socastcmsRssStartBy Cole Lauterbach | Illinois News NetworksocastcmsRssEnd
With Democrats firmly in control of all Illinois branches of government, the future of the state’s private school scholarship program – and the thousands of students that are using it – is uncertain.
As part of last year’s sweeping school funding overhaul that is sending hundreds of millions of additional tax dollars to public schools, lawmakers endorsed the Invest in Kids private school scholarship program. It provides up to $75 million in tax breaks to donors who give money to help students attend the private school of their choice.
The donated money is divvied up through Scholarship Granting Organizations, or SGOs, like Empower Illinois. If the full $100 million is donated, it would allow Empower and the handful of other SGOs to send between 10,000 and 15,000 students to a private school with tuition largely covered.
Empower executive director Anthony Holter estimates more than 6,000 students have been given grants through the program, with tens of thousands still on waiting lists.
Holter said the program has made a difference for students and their families.
“A couple weeks ago, we were at St. Francis of Rome and a father spoke about his daughter receiving the scholarship,” he said. “It meant he didn’t have to work three jobs, just two.”
Democratic Gov.-elect J.B. Pritzker has criticized the program, saying it saps state funds that should go to public schools and that he would work to end it.

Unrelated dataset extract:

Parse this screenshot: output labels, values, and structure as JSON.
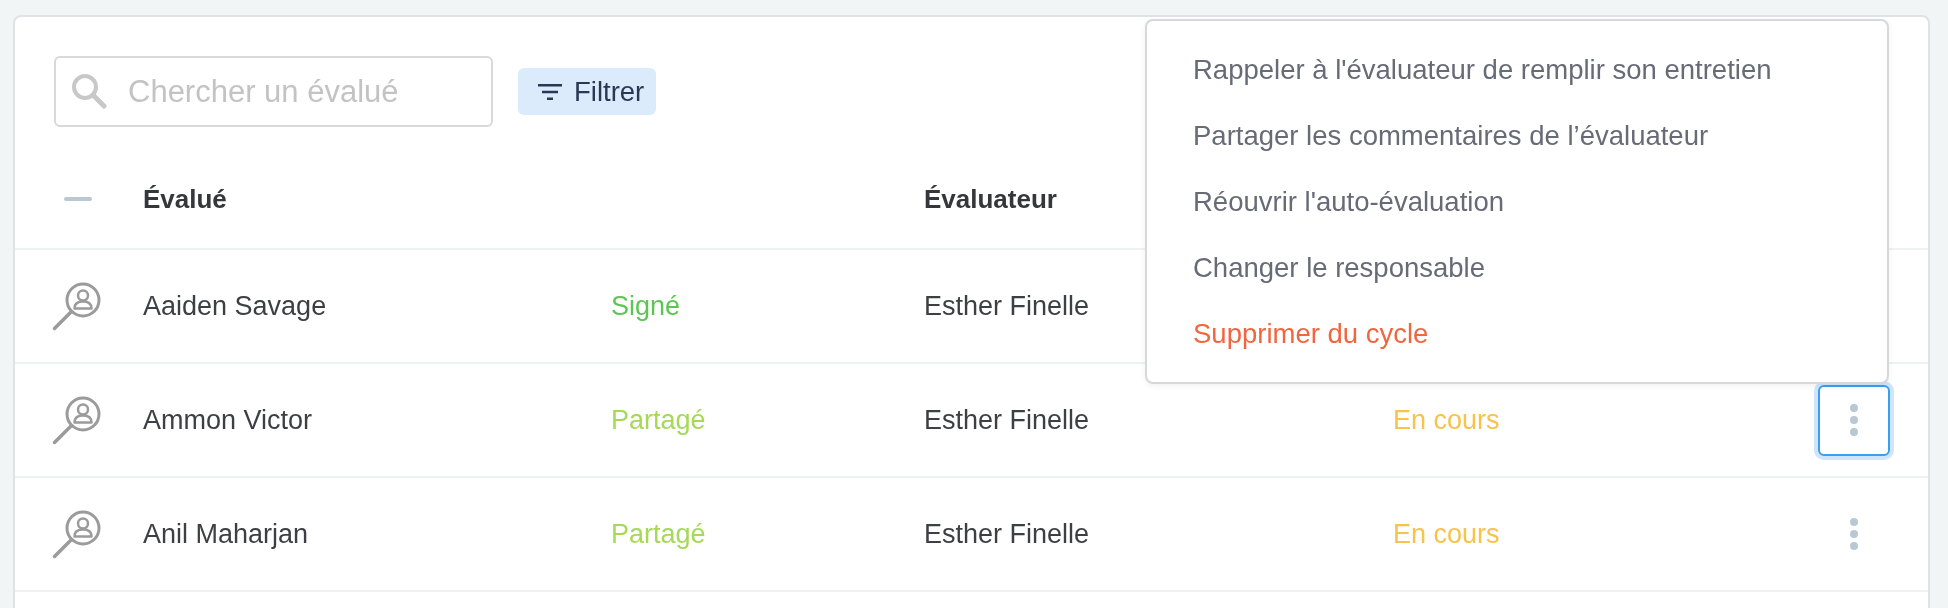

Doing so would be seen as a breach of the deal Democrats struck with Republicans who supported the funding overhaul that contained provisions that gave Chicago Public Schools a sizable boost in state funding, immunity from funding cuts due to dropping enrollment and pension relief. When asked about what CPS had received in the law, Chicago Mayor Rahm Emanuel replied: “Everything and more.”
Holter isn’t sure about how soon Democrats could shut down the program if they decided to do so.
“It is on the minds of parents, school leaders and donors as well,” he said.
Pritzker’s campaign didn’t respond Thursday to requests for comment about the program.
After the bill was signed into law, Democrats cried foul, saying that the program was inserted in the school funding reform package at the last minute.
State Sen. Jennifer Bertino-Tarrant, D-Plainfield, <a href="https://www.ilnews.org/news/schools/democrats-move-bill-that-could-kill-private-scholarship-program/article_43b4de68-1265-11e8-9437-d34c77e0434d.html">drafted legislation</a> that would have withheld the donations until all Illinois public schools received their recommended minimum funding level every year, something that would not likely happen.
More than $50 million in donations have been promised to students so far. The pilot program expires in 2022.